Glove Allergies and Hand Health

Glove allergies are potentially life-threatening. Adverse reactions can range from itching to more serious responses such as anaphylaxis. Understanding the nature and causes of these conditions can help identify and reduce the risk of allergies, and ultimately create a safer working environment.

Workers in a range of industries and professions rely on disposable gloves to provide a barrier against unwanted contact with a range of substances. These occupations are diverse – from life science and laboratory work to food processing and preparation, from the automotive industry to emergency and first responders.

While each environment presents a distinctly different set of workplace activities, they all necessitate prolonged disposable glove use, regular glove changes and frequent hand washing, which can have a significant negative impact on hand health if the chosen protective solutions are not suitable.

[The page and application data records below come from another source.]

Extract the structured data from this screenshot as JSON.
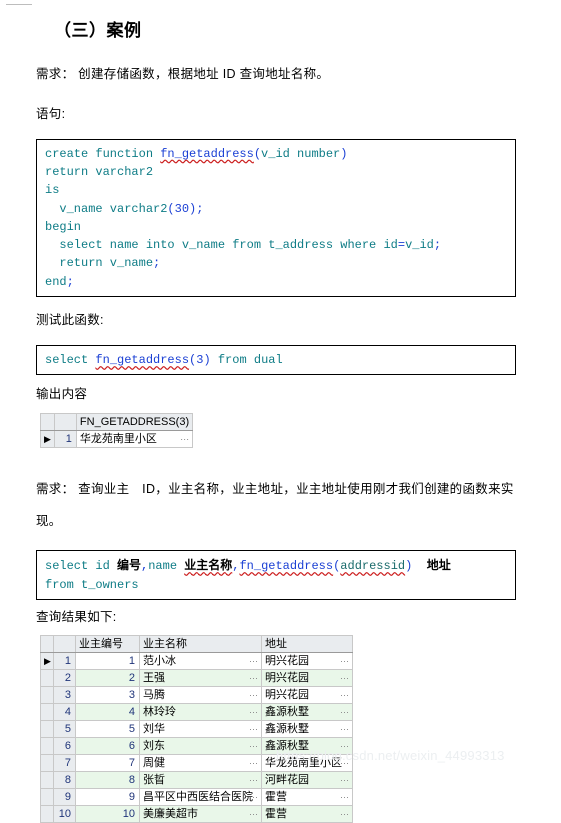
{
  "document": {
    "section_heading": "（三）案例",
    "requirement_1": "需求： 创建存储函数，根据地址 ID 查询地址名称。",
    "statement_label": "语句:",
    "test_label": "测试此函数:",
    "output_label": "输出内容",
    "requirement_2": "需求： 查询业主　ID，业主名称，业主地址，业主地址使用刚才我们创建的函数来实现。",
    "result_label": "查询结果如下:",
    "watermark": "https://blog.csdn.net/weixin_44993313"
  },
  "code_block_1": {
    "lines": [
      {
        "parts": [
          {
            "t": "create function ",
            "c": "kw"
          },
          {
            "t": "fn_getaddress",
            "c": "fnm"
          },
          {
            "t": "(",
            "c": "plain"
          },
          {
            "t": "v_id number",
            "c": "kw"
          },
          {
            "t": ")",
            "c": "plain"
          }
        ]
      },
      {
        "parts": [
          {
            "t": "return varchar2",
            "c": "kw"
          }
        ]
      },
      {
        "parts": [
          {
            "t": "is",
            "c": "kw"
          }
        ]
      },
      {
        "parts": [
          {
            "t": "  v_name varchar2",
            "c": "kw"
          },
          {
            "t": "(",
            "c": "plain"
          },
          {
            "t": "30",
            "c": "num"
          },
          {
            "t": ");",
            "c": "plain"
          }
        ]
      },
      {
        "parts": [
          {
            "t": "begin",
            "c": "kw"
          }
        ]
      },
      {
        "parts": [
          {
            "t": "  select name into v_name from t_address where id",
            "c": "kw"
          },
          {
            "t": "=",
            "c": "plain"
          },
          {
            "t": "v_id",
            "c": "kw"
          },
          {
            "t": ";",
            "c": "plain"
          }
        ]
      },
      {
        "parts": [
          {
            "t": "  return v_name",
            "c": "kw"
          },
          {
            "t": ";",
            "c": "plain"
          }
        ]
      },
      {
        "parts": [
          {
            "t": "end",
            "c": "kw"
          },
          {
            "t": ";",
            "c": "plain"
          }
        ]
      }
    ]
  },
  "code_block_2": {
    "lines": [
      {
        "parts": [
          {
            "t": "select ",
            "c": "kw"
          },
          {
            "t": "fn_getaddress",
            "c": "fnm"
          },
          {
            "t": "(",
            "c": "plain"
          },
          {
            "t": "3",
            "c": "num"
          },
          {
            "t": ") ",
            "c": "plain"
          },
          {
            "t": "from dual",
            "c": "kw"
          }
        ]
      }
    ]
  },
  "code_block_3": {
    "lines": [
      {
        "parts": [
          {
            "t": "select id ",
            "c": "kw"
          },
          {
            "t": "编号",
            "c": "cn"
          },
          {
            "t": ",",
            "c": "plain"
          },
          {
            "t": "name ",
            "c": "kw"
          },
          {
            "t": "业主名称",
            "c": "cn-u"
          },
          {
            "t": ",",
            "c": "plain"
          },
          {
            "t": "fn_getaddress",
            "c": "fnm"
          },
          {
            "t": "(",
            "c": "plain"
          },
          {
            "t": "addressid",
            "c": "sq"
          },
          {
            "t": ")  ",
            "c": "plain"
          },
          {
            "t": "地址",
            "c": "cn"
          }
        ]
      },
      {
        "parts": [
          {
            "t": "from t_owners",
            "c": "kw"
          }
        ]
      }
    ]
  },
  "output_grid": {
    "columns": [
      "",
      "",
      "FN_GETADDRESS(3)"
    ],
    "rows": [
      {
        "marker": "▶",
        "rownum": "1",
        "value": "华龙苑南里小区"
      }
    ]
  },
  "result_grid": {
    "columns": [
      "",
      "",
      "业主编号",
      "业主名称",
      "地址"
    ],
    "rows": [
      {
        "marker": "▶",
        "rownum": "1",
        "id": "1",
        "name": "范小冰",
        "address": "明兴花园"
      },
      {
        "marker": "",
        "rownum": "2",
        "id": "2",
        "name": "王强",
        "address": "明兴花园"
      },
      {
        "marker": "",
        "rownum": "3",
        "id": "3",
        "name": "马腾",
        "address": "明兴花园"
      },
      {
        "marker": "",
        "rownum": "4",
        "id": "4",
        "name": "林玲玲",
        "address": "鑫源秋墅"
      },
      {
        "marker": "",
        "rownum": "5",
        "id": "5",
        "name": "刘华",
        "address": "鑫源秋墅"
      },
      {
        "marker": "",
        "rownum": "6",
        "id": "6",
        "name": "刘东",
        "address": "鑫源秋墅"
      },
      {
        "marker": "",
        "rownum": "7",
        "id": "7",
        "name": "周健",
        "address": "华龙苑南里小区"
      },
      {
        "marker": "",
        "rownum": "8",
        "id": "8",
        "name": "张晢",
        "address": "河畔花园"
      },
      {
        "marker": "",
        "rownum": "9",
        "id": "9",
        "name": "昌平区中西医结合医院",
        "address": "霍营"
      },
      {
        "marker": "",
        "rownum": "10",
        "id": "10",
        "name": "美廉美超市",
        "address": "霍营"
      }
    ]
  },
  "colors": {
    "keyword": "#0e7c86",
    "identifier": "#1a3fd4",
    "spell_underline": "#cc1f1f",
    "grid_header_bg": "#e9ecef",
    "grid_alt_row_bg": "#e9f7e9",
    "watermark": "#eceff1"
  }
}
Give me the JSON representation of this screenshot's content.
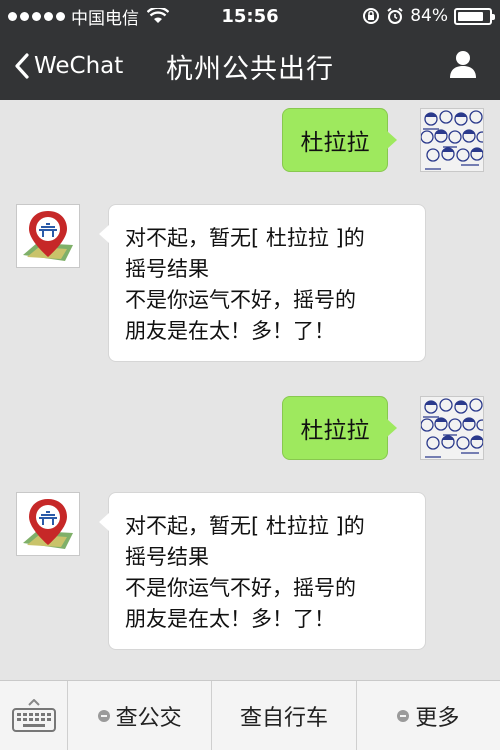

Skin allergies from adverse reactions to glove products are generally classified into three distinct types, immediate hypersensitivity or Type I, delayed hypersensitivity or Type IV, and irritant contact dermatitis. At best, they are uncomfortable for the affected individual, but if left ignored, misunderstood, or exacerbated through the use of unsuitable hand protection, the problems can quickly become far more serious.